Segment Start: EXERCISE INPUTS

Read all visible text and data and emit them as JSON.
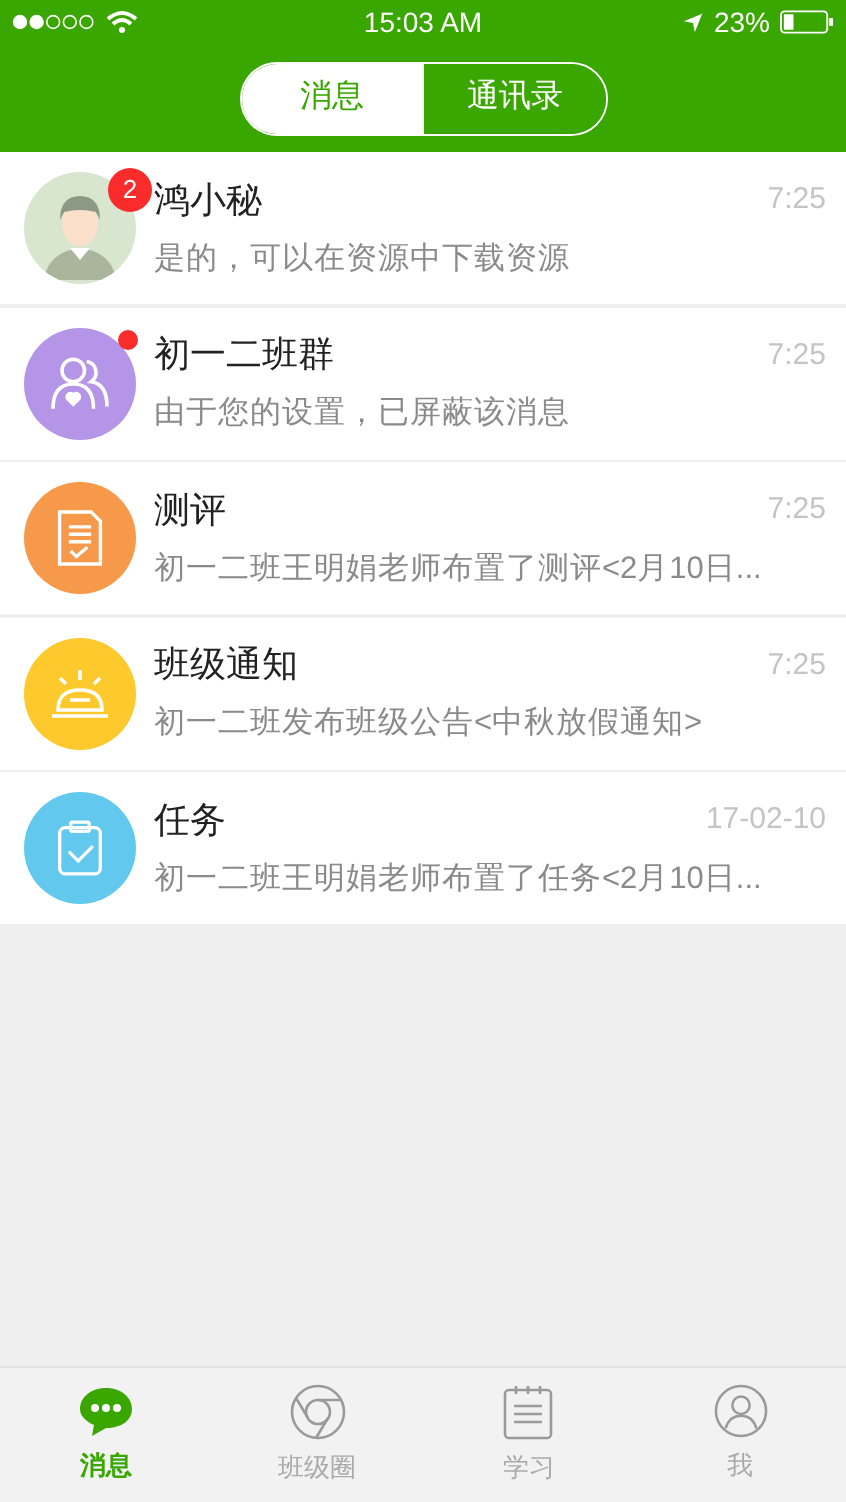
{
  "status_bar": {
    "time": "15:03 AM",
    "battery": "23%"
  },
  "segmented": [
    {
      "label": "消息",
      "selected": true
    },
    {
      "label": "通讯录",
      "selected": false
    }
  ],
  "conversations": [
    {
      "kind": "person",
      "name": "鸿小秘",
      "time": "7:25",
      "preview": "是的，可以在资源中下载资源",
      "badge": "2",
      "unread_dot": false
    },
    {
      "kind": "group",
      "name": "初一二班群",
      "time": "7:25",
      "preview": "由于您的设置，已屏蔽该消息",
      "unread_dot": true
    },
    {
      "kind": "report",
      "name": "测评",
      "time": "7:25",
      "preview": "初一二班王明娟老师布置了测评<2月10日...",
      "unread_dot": false
    },
    {
      "kind": "notice",
      "name": "班级通知",
      "time": "7:25",
      "preview": "初一二班发布班级公告<中秋放假通知>",
      "unread_dot": false
    },
    {
      "kind": "task",
      "name": "任务",
      "time": "17-02-10",
      "preview": "初一二班王明娟老师布置了任务<2月10日...",
      "unread_dot": false
    }
  ],
  "tab_bar": [
    {
      "kind": "chat",
      "label": "消息",
      "selected": true
    },
    {
      "kind": "circle",
      "label": "班级圈",
      "selected": false
    },
    {
      "kind": "study",
      "label": "学习",
      "selected": false
    },
    {
      "kind": "me",
      "label": "我",
      "selected": false
    }
  ]
}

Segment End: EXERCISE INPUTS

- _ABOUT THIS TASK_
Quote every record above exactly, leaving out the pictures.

- _RESULT OF THE EXERCISE_
Read all visible text and data and emit them as JSON.
{
  "status_bar": {
    "time": "15:03 AM",
    "battery": "23%"
  },
  "segmented": [
    {
      "label": "消息",
      "selected": true
    },
    {
      "label": "通讯录",
      "selected": false
    }
  ],
  "conversations": [
    {
      "kind": "person",
      "name": "鸿小秘",
      "time": "7:25",
      "preview": "是的，可以在资源中下载资源",
      "badge": "2",
      "unread_dot": false
    },
    {
      "kind": "group",
      "name": "初一二班群",
      "time": "7:25",
      "preview": "由于您的设置，已屏蔽该消息",
      "unread_dot": true
    },
    {
      "kind": "report",
      "name": "测评",
      "time": "7:25",
      "preview": "初一二班王明娟老师布置了测评<2月10日...",
      "unread_dot": false
    },
    {
      "kind": "notice",
      "name": "班级通知",
      "time": "7:25",
      "preview": "初一二班发布班级公告<中秋放假通知>",
      "unread_dot": false
    },
    {
      "kind": "task",
      "name": "任务",
      "time": "17-02-10",
      "preview": "初一二班王明娟老师布置了任务<2月10日...",
      "unread_dot": false
    }
  ],
  "tab_bar": [
    {
      "kind": "chat",
      "label": "消息",
      "selected": true
    },
    {
      "kind": "circle",
      "label": "班级圈",
      "selected": false
    },
    {
      "kind": "study",
      "label": "学习",
      "selected": false
    },
    {
      "kind": "me",
      "label": "我",
      "selected": false
    }
  ]
}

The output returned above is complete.